During a night of LoDo club-hopping, we dropped in for an order of super-fresh oysters on the half-shell ($8.95), another round of those crab cakes and a few other tasty items. An enormous mound of baby-spinach salad ($3.95) came with a sweet bacon vinaigrette with just the right touch of sharp vinegar, and a side of skillet steak mushroom caps ($3.95) had so much meaty flavor that devouring the 'shrooms was almost like eating a steak. But we did that, too, this time splitting an 8-ounce filet mignon ($19.95) that came out so smoothly textured and so flavorful that it was hard to believe it was really a tenderloin cut. (The critical difference here was that the meat was choice, not prime, which would have had all the fun bred out of it.)
Sullivan's is owned by Kansas-based Lone Star Steakhouse and Saloon, which operates nearly 200 mid-priced steakhouses throughout the country, as well as fourteen Sullivan's and the four-unit, high-end Del Frisco's Double Eagle Steakhouse chain, to which Lone Star acquired the rights in 1995. But Sullivan's prices aren't that much lower than those at Del Frisco's; I think management's estimate that Sullivan's average check is $40 and Del Frisco's is $60 can easily be explained by the fact that people go into Del Frisco's with a bigger expense account.
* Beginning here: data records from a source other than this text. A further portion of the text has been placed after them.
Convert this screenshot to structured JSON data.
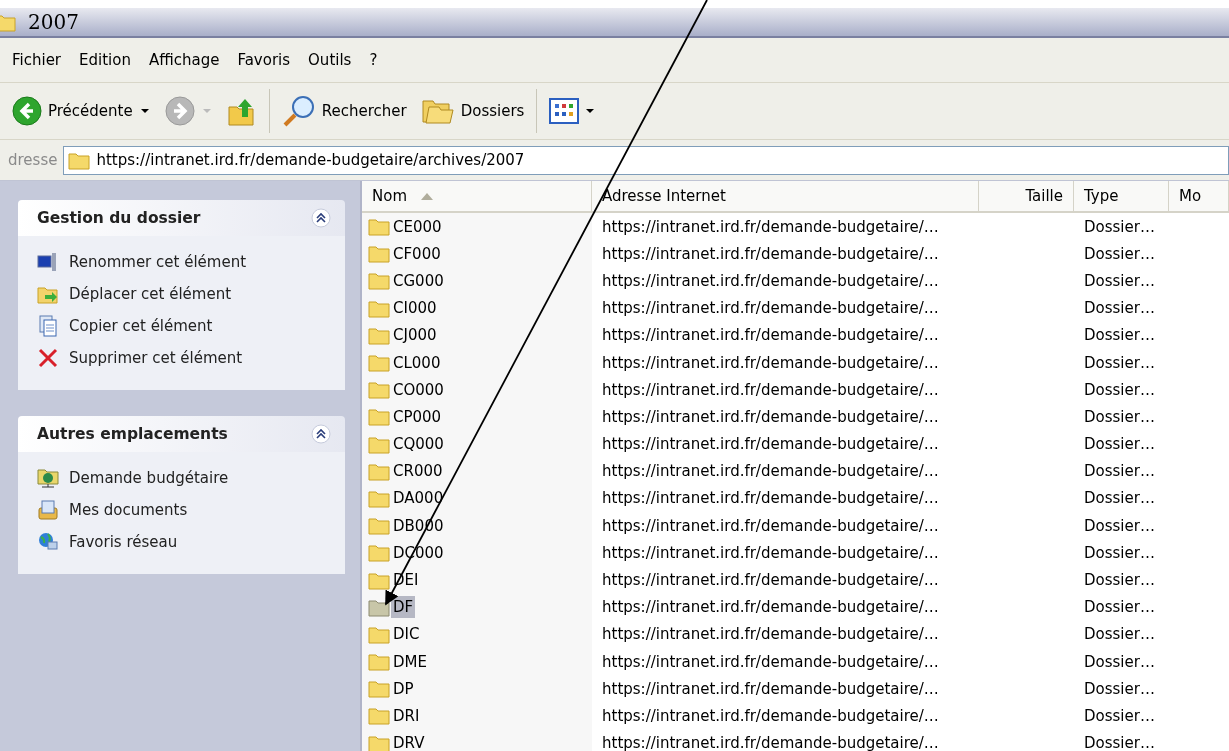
{
  "window": {
    "title": "2007"
  },
  "menu": [
    "Fichier",
    "Edition",
    "Affichage",
    "Favoris",
    "Outils",
    "?"
  ],
  "toolbar": {
    "back": "Précédente",
    "search": "Rechercher",
    "folders": "Dossiers"
  },
  "address": {
    "label": "dresse",
    "value": "https://intranet.ird.fr/demande-budgetaire/archives/2007"
  },
  "panels": [
    {
      "title": "Gestion du dossier",
      "expanded": true,
      "items": [
        {
          "label": "Renommer cet élément",
          "kind": "rename"
        },
        {
          "label": "Déplacer cet élément",
          "kind": "move"
        },
        {
          "label": "Copier cet élément",
          "kind": "copy"
        },
        {
          "label": "Supprimer cet élément",
          "kind": "delete"
        }
      ]
    },
    {
      "title": "Autres emplacements",
      "expanded": true,
      "items": [
        {
          "label": "Demande budgétaire",
          "kind": "webfolder"
        },
        {
          "label": "Mes documents",
          "kind": "documents"
        },
        {
          "label": "Favoris réseau",
          "kind": "network"
        }
      ]
    }
  ],
  "columns": [
    "Nom",
    "Adresse Internet",
    "Taille",
    "Type",
    "Mo"
  ],
  "rows": [
    {
      "name": "CE000",
      "address": "https://intranet.ird.fr/demande-budgetaire/…",
      "type": "Dossier…",
      "selected": false
    },
    {
      "name": "CF000",
      "address": "https://intranet.ird.fr/demande-budgetaire/…",
      "type": "Dossier…",
      "selected": false
    },
    {
      "name": "CG000",
      "address": "https://intranet.ird.fr/demande-budgetaire/…",
      "type": "Dossier…",
      "selected": false
    },
    {
      "name": "CI000",
      "address": "https://intranet.ird.fr/demande-budgetaire/…",
      "type": "Dossier…",
      "selected": false
    },
    {
      "name": "CJ000",
      "address": "https://intranet.ird.fr/demande-budgetaire/…",
      "type": "Dossier…",
      "selected": false
    },
    {
      "name": "CL000",
      "address": "https://intranet.ird.fr/demande-budgetaire/…",
      "type": "Dossier…",
      "selected": false
    },
    {
      "name": "CO000",
      "address": "https://intranet.ird.fr/demande-budgetaire/…",
      "type": "Dossier…",
      "selected": false
    },
    {
      "name": "CP000",
      "address": "https://intranet.ird.fr/demande-budgetaire/…",
      "type": "Dossier…",
      "selected": false
    },
    {
      "name": "CQ000",
      "address": "https://intranet.ird.fr/demande-budgetaire/…",
      "type": "Dossier…",
      "selected": false
    },
    {
      "name": "CR000",
      "address": "https://intranet.ird.fr/demande-budgetaire/…",
      "type": "Dossier…",
      "selected": false
    },
    {
      "name": "DA000",
      "address": "https://intranet.ird.fr/demande-budgetaire/…",
      "type": "Dossier…",
      "selected": false
    },
    {
      "name": "DB000",
      "address": "https://intranet.ird.fr/demande-budgetaire/…",
      "type": "Dossier…",
      "selected": false
    },
    {
      "name": "DC000",
      "address": "https://intranet.ird.fr/demande-budgetaire/…",
      "type": "Dossier…",
      "selected": false
    },
    {
      "name": "DEI",
      "address": "https://intranet.ird.fr/demande-budgetaire/…",
      "type": "Dossier…",
      "selected": false
    },
    {
      "name": "DF",
      "address": "https://intranet.ird.fr/demande-budgetaire/…",
      "type": "Dossier…",
      "selected": true
    },
    {
      "name": "DIC",
      "address": "https://intranet.ird.fr/demande-budgetaire/…",
      "type": "Dossier…",
      "selected": false
    },
    {
      "name": "DME",
      "address": "https://intranet.ird.fr/demande-budgetaire/…",
      "type": "Dossier…",
      "selected": false
    },
    {
      "name": "DP",
      "address": "https://intranet.ird.fr/demande-budgetaire/…",
      "type": "Dossier…",
      "selected": false
    },
    {
      "name": "DRI",
      "address": "https://intranet.ird.fr/demande-budgetaire/…",
      "type": "Dossier…",
      "selected": false
    },
    {
      "name": "DRV",
      "address": "https://intranet.ird.fr/demande-budgetaire/…",
      "type": "Dossier…",
      "selected": false
    }
  ]
}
For the most part, differences in portion size and price seem to even out. Although Sullivan's does offer four ounces more in several of its cuts, throw in a few beers, a typically overpriced bottle of wine and dessert, and we're still talking about $250 to $275 for three people.
But we're also talking about good food. "This is marvelous," Fey concluded at the end of our meal, waving that bone around. And if the jazz band in the bar wasn't quite the Rolling Stones, we still left well-satisfied.
Sullivan's Steakhouse, 1745 Wazee Street, 303-295-2664. Hours: 5:30-11 p.m. Monday-Saturday.